This allowed Shaun Patton to go long and yet also be very secure with so many of his restarts hitting men running into the spaces. Cavan could adopt a zonal press and have players hold their positions.
Against Monaghan, Cavan dropped off, preferring Beggan to go short rather than allow him bypass so many of the team with a booming kick-out.
They might look to replicate this approach as it will slow down ball being sent into Jamie Brennan and Paddy McBrearty. I actually wouldn’t be surprised if we see them mix it up at different stages of the game.
Between McGee, Langan, Murphy and Thompson, Donegal have lots of men capable of doing damage on kick-outs. And most of those players are in their forward line.
Therefore, the more interesting thing might be how will Cavan approach their own kick-out. They won’t want medium length kick-outs being attacked by this quartet and easy scores being tapped over by Donegal as a result.
This was a pattern that emerged in those eight poor minutes of football Tyrone produced that essentially lost them the game. Fermanagh, it was noticeable, went long with nearly every single one of their own kick-outs against Donegal in their quarter final, dragging their half-forward line back behind midfield and having nine players between the goalkeeper and wherever the ball landed, with about six of those players fighting for breaks. It was chaotic, but it did mean that if they didn’t win the ball they were set up defensively, and if they did, Donegal had shifted their half-back line out of place.
From Fermanagh’s point of view, they didn’t have a ball-winner ahead of the ball to release it to any time they did win a break, unlike Cavan who will have McVeety (pictured) in such a scenario, but as I watched the game I totally understood why Rory Gallagher had chosen to adopt this tactic.
Donegal did not score off the Fermanagh kick-out. They did, though, score off the Tyrone one and Cavan if they are to win, they will need to make sure they don’t score off Raymond Galligan's restarts.
If Donegal drop off and allow Cavan to go short with a spare man, then cutting out the solo and moving the ball quickly up the field will be key to generating a better scoring option up front.
And all of this is before we mention the key match-ups.

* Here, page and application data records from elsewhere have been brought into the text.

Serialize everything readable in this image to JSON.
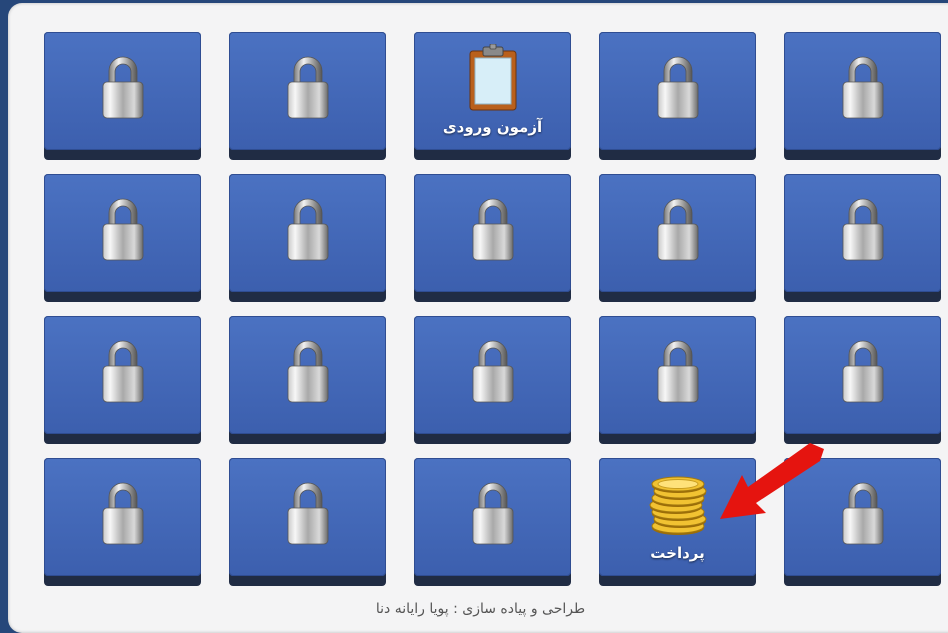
{
  "tiles": [
    {
      "icon": "lock-icon",
      "label": ""
    },
    {
      "icon": "lock-icon",
      "label": ""
    },
    {
      "icon": "clipboard-icon",
      "label": "آزمون ورودی"
    },
    {
      "icon": "lock-icon",
      "label": ""
    },
    {
      "icon": "lock-icon",
      "label": ""
    },
    {
      "icon": "lock-icon",
      "label": ""
    },
    {
      "icon": "lock-icon",
      "label": ""
    },
    {
      "icon": "lock-icon",
      "label": ""
    },
    {
      "icon": "lock-icon",
      "label": ""
    },
    {
      "icon": "lock-icon",
      "label": ""
    },
    {
      "icon": "lock-icon",
      "label": ""
    },
    {
      "icon": "lock-icon",
      "label": ""
    },
    {
      "icon": "lock-icon",
      "label": ""
    },
    {
      "icon": "lock-icon",
      "label": ""
    },
    {
      "icon": "lock-icon",
      "label": ""
    },
    {
      "icon": "lock-icon",
      "label": ""
    },
    {
      "icon": "lock-icon",
      "label": ""
    },
    {
      "icon": "lock-icon",
      "label": ""
    },
    {
      "icon": "coins-icon",
      "label": "پرداخت"
    },
    {
      "icon": "lock-icon",
      "label": ""
    }
  ],
  "footer": {
    "credit": "طراحی و پیاده سازی : پویا رایانه دنا"
  },
  "colors": {
    "tile": "#4468b8",
    "tile_shadow": "#202c44",
    "background": "#26477a",
    "panel": "#f4f4f5",
    "arrow": "#e5140f"
  }
}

Who will pick up who? Who will mark Jamie Brennan? Michael Langan? Paddy McBrearty? Michael Murphy? Ryan McHugh? Get one of those decisions wrong, like James Horan did when he assigned Keith Higgins and not Brendan Harrison to man-mark Cathal Cregg, and it can change a game in an instant, regardless if you manage to get everything else right on the day.
And all of this assumes that everything else is equal. Which it can’t be. One team has to be hungrier. One team has to be possessed. One team has to have manic levels of intensity in the tackle, for breaking ball, in tracking runners and in supporting the play. That team has to be Cavan with their first appearance in 18 years in an Ulster final.
I just can’t get away from the nagging feeling that Cavan are going to take another big scalp before the year is out. Donegal are favourites but I don’t think they’re as good yet as people have made them out to be.
Undoubtedly they’re on the right path, but so are Cavan.
I genuinely wouldn’t be surprised if this one ended in a draw.
Follow Michael Hannon on Twitter here.